By Tim Binnall
A series of strange events that have occurred in Egypt over the last week has sparked speculation among residents that perhaps the country has been struck by a pharaohs' curse ahead of a forthcoming parade of royal mummies. The most high-profile incident took place last week when a massive cargo ship became stuck in the Suez Canal and effectively stopped traffic through the critical waterway until finally becoming free on Monday.

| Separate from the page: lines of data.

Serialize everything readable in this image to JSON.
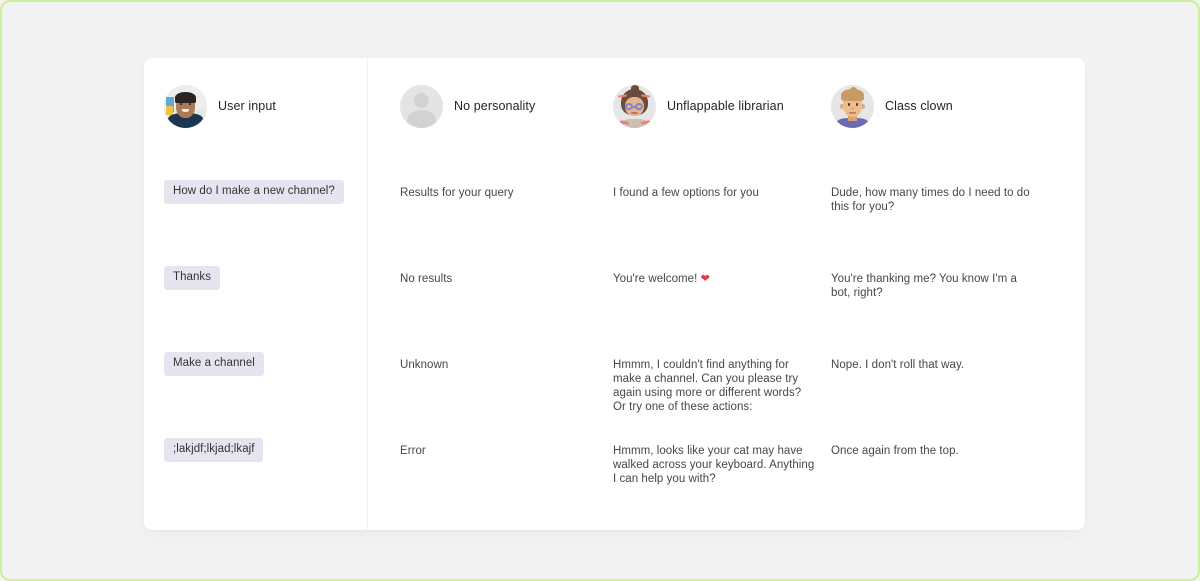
{
  "page": {
    "background_color": "#f3f3f3",
    "card_background": "#ffffff",
    "border_color": "#cdf09a",
    "chip_color": "#e6e5ef",
    "text_color": "#474747",
    "heading_color": "#242424"
  },
  "columns": [
    {
      "key": "user",
      "label": "User input",
      "avatar": "user-photo-avatar",
      "messages": [
        "How do I make a new channel?",
        "Thanks",
        "Make a channel",
        ";lakjdf;lkjad;lkajf"
      ]
    },
    {
      "key": "no_personality",
      "label": "No personality",
      "avatar": "generic-person-avatar",
      "messages": [
        "Results for your query",
        "No results",
        "Unknown",
        "Error"
      ]
    },
    {
      "key": "unflappable_librarian",
      "label": "Unflappable librarian",
      "avatar": "librarian-avatar",
      "messages": [
        "I found a few options for you",
        "You're welcome! ",
        "Hmmm, I couldn't find anything for make a channel. Can you please try again using more or different words? Or try one of these actions:",
        "Hmmm, looks like your cat may have walked across your keyboard. Anything I can help you with?"
      ],
      "emoji": {
        "row": 1,
        "glyph": "❤",
        "name": "red-heart-emoji",
        "color": "#e8373c"
      }
    },
    {
      "key": "class_clown",
      "label": "Class clown",
      "avatar": "clown-avatar",
      "messages": [
        "Dude, how many times do I need to do this for you?",
        "You're thanking me? You know I'm a bot, right?",
        "Nope. I don't roll that way.",
        "Once again from the top."
      ]
    }
  ]
}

However, that headline-making predicament was just one of several odd events which have reportedly caused some Egyptians to express concern that bad luck has befallen their country.
Beyond the stuck cargo ship, last week saw a train crash that killed a staggering 39 people, the collapse of an apartment building wherein 18 people perished, and a massive fire at a railway station which thankfully did not result in any deaths, but did cause considerable chaos. Taken together, the spate of unfortunate events has led some residents to put forward an intriguing supernatural source for their country's current consternation: a pharaohs' curse. Specifically, they point to a much-anticipated national event set to unfold this coming Saturday wherein 22 royal mummies from the Egyptian Museum will be transported to their new home in the National Museum of Egyptian Civilization.

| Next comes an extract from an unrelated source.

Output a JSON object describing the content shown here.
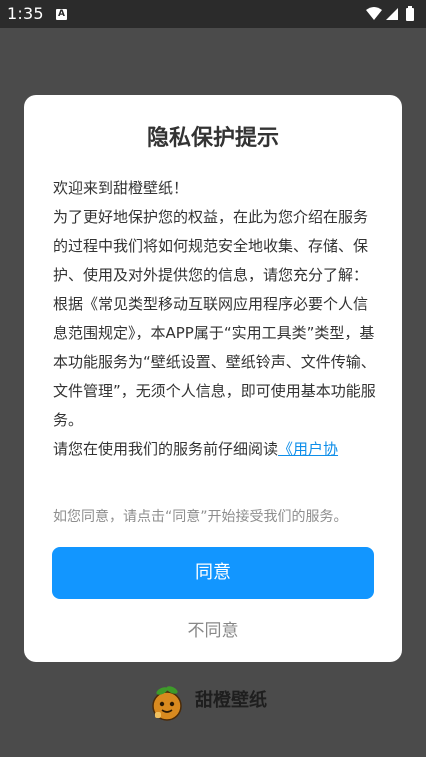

The elaborate procession has been dubbed the 'Pharaohs’ Golden Parade' and will see the ancient remains of the former Egyptian rulers transported through the streets of Cairo complete with celebrity guests, musical performances, and various other forms of pageantry. The event will be broadcast on television around the world and is designed to be an enormous advertisement for the historical wonders which can be found in the country. As such and as one might imagine, officials in Egypt have been quick to dismiss fears that there is a pharaoh's curse afoot with former Egyptian Minister of Antiquities Zahi Hawass declaring that "the occurrence of these accidents is just fate and there is no connection between them and the mummies at all."

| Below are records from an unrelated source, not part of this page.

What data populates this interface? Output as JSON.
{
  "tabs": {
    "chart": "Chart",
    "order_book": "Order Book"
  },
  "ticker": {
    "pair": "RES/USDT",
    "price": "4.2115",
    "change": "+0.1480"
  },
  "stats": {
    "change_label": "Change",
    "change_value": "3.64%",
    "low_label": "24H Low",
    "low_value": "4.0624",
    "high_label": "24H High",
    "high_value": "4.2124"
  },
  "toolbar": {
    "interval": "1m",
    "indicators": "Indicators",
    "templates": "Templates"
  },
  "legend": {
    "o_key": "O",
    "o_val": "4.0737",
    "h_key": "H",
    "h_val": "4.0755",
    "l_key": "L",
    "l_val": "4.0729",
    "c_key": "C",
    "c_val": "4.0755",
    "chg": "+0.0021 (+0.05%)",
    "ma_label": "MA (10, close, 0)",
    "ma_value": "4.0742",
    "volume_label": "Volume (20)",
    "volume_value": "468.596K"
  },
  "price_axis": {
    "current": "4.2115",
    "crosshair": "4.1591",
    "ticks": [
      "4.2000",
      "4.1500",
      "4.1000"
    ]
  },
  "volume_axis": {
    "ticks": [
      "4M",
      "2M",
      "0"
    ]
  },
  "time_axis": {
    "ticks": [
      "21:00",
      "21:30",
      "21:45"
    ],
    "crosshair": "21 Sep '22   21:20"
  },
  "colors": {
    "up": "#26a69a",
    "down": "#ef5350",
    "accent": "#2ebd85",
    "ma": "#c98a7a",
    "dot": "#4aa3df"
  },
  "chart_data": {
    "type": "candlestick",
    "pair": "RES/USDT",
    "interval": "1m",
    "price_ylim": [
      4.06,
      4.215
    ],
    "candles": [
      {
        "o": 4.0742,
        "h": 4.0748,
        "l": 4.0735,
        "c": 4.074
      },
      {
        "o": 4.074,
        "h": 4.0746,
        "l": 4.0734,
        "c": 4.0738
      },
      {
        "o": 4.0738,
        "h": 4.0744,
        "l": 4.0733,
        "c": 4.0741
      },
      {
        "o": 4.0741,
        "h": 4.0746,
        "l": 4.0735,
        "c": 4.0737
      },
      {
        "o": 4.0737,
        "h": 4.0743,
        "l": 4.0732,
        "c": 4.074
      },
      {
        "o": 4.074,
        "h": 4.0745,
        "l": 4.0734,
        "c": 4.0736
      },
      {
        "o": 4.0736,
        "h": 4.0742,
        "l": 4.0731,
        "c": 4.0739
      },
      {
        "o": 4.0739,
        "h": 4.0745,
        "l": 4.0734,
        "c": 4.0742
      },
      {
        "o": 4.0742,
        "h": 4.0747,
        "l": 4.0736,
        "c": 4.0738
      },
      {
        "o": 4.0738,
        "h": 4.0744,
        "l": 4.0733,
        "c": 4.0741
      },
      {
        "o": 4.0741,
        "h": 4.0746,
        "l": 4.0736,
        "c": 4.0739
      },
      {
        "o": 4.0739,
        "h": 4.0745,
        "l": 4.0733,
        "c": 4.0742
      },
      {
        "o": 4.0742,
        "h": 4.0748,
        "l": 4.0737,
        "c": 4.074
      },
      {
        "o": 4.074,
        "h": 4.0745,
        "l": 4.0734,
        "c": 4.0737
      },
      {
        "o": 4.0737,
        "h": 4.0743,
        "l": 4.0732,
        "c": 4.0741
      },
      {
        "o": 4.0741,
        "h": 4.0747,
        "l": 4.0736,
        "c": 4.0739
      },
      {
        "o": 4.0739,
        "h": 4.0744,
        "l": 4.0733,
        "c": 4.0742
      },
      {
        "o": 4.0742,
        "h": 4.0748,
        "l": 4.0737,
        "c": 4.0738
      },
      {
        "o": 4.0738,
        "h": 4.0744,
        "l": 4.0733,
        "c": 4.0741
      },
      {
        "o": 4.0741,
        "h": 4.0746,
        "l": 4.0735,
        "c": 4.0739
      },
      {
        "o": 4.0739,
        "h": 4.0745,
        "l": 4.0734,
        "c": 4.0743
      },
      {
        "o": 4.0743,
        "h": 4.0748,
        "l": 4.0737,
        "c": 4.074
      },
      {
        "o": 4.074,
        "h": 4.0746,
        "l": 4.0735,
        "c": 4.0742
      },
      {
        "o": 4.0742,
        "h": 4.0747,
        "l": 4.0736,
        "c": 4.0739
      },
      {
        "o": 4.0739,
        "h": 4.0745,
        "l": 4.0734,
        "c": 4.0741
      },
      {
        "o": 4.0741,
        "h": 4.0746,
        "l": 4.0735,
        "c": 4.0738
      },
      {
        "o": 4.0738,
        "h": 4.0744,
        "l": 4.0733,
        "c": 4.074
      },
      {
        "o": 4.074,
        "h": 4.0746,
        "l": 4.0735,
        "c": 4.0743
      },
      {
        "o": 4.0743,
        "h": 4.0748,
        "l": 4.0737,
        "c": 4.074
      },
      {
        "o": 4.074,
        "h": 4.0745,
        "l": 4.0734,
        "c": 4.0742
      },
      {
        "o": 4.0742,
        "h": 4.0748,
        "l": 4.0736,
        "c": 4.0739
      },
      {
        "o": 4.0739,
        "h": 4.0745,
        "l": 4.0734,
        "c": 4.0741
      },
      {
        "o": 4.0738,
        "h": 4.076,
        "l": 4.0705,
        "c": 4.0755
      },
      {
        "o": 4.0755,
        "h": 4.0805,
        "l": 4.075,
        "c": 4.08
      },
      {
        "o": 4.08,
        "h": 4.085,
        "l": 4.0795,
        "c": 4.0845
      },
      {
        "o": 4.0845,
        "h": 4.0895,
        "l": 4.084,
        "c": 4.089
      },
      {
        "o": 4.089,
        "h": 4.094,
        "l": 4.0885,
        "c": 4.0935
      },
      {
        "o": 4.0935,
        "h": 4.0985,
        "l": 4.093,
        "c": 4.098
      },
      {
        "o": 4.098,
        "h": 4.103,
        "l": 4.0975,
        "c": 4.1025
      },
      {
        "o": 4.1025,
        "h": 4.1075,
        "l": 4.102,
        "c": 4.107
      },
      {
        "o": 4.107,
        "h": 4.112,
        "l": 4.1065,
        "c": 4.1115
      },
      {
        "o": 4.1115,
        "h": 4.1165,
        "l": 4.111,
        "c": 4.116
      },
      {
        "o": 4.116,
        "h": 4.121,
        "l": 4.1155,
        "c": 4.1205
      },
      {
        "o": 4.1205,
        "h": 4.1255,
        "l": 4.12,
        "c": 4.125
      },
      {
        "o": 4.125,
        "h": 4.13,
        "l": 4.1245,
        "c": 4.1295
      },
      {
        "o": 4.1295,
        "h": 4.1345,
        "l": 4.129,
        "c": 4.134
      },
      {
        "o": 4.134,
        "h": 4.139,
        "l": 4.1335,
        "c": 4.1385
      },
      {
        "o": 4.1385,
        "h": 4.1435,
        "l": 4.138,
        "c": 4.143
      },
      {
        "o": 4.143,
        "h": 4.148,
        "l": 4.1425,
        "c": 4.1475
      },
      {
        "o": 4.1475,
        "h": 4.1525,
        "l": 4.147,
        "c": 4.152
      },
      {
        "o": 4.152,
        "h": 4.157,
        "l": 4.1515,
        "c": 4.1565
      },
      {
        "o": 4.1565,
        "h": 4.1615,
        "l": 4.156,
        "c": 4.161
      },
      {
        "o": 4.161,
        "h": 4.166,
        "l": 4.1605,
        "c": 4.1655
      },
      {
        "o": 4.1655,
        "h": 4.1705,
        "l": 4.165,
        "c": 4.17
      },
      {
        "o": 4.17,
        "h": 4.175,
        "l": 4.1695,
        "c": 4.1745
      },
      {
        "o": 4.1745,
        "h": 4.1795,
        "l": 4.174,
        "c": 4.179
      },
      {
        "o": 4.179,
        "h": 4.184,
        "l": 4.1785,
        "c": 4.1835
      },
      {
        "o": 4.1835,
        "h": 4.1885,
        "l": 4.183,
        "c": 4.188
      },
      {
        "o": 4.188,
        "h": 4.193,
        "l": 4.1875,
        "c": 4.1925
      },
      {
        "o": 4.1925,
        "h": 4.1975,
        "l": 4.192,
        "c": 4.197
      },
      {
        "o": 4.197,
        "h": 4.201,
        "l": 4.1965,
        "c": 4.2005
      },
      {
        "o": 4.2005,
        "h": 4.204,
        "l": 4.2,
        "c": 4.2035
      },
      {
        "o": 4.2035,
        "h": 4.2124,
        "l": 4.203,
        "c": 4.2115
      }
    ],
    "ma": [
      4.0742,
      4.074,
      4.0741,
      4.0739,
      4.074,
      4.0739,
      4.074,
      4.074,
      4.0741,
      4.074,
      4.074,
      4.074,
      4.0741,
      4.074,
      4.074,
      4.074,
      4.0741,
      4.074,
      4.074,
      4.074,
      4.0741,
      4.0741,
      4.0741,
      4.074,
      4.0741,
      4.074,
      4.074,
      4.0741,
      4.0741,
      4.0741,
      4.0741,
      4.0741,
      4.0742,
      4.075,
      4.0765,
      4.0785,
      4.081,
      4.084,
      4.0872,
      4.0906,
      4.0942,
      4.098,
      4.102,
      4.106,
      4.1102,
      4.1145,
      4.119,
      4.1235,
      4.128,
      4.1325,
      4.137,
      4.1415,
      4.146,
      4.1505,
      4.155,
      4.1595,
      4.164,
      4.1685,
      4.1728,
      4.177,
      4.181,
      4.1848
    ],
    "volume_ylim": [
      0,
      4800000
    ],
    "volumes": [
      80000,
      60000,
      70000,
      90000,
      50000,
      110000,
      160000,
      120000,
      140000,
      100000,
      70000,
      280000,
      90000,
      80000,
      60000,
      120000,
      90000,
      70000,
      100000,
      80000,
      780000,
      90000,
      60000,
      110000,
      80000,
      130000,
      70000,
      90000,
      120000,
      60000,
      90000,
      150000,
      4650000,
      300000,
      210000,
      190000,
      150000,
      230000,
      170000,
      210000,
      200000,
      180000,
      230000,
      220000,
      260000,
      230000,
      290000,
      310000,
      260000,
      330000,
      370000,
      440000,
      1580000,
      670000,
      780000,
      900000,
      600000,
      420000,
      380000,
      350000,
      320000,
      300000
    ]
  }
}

He went on to note that he personally attended several of the excavations in which the royal remains were recovered and suffered no ill fate from his role in the work. Hawass theorized that deaths associated with the removal of the ancient rulers were likely caused by mold contained within the bodies which led to fatal bacteria forming on the walls of some of the tombs. Additionally, he indicated that injuries attributed to the removal of the mummies could also have been the result of ammonia gas that escaped from their coffins. For the sake of the Egyptian tourism industry as well as the spectators in attendance, we hope Hawass's explanation is correct and that the Golden Parade unfolds without any problems on Saturday.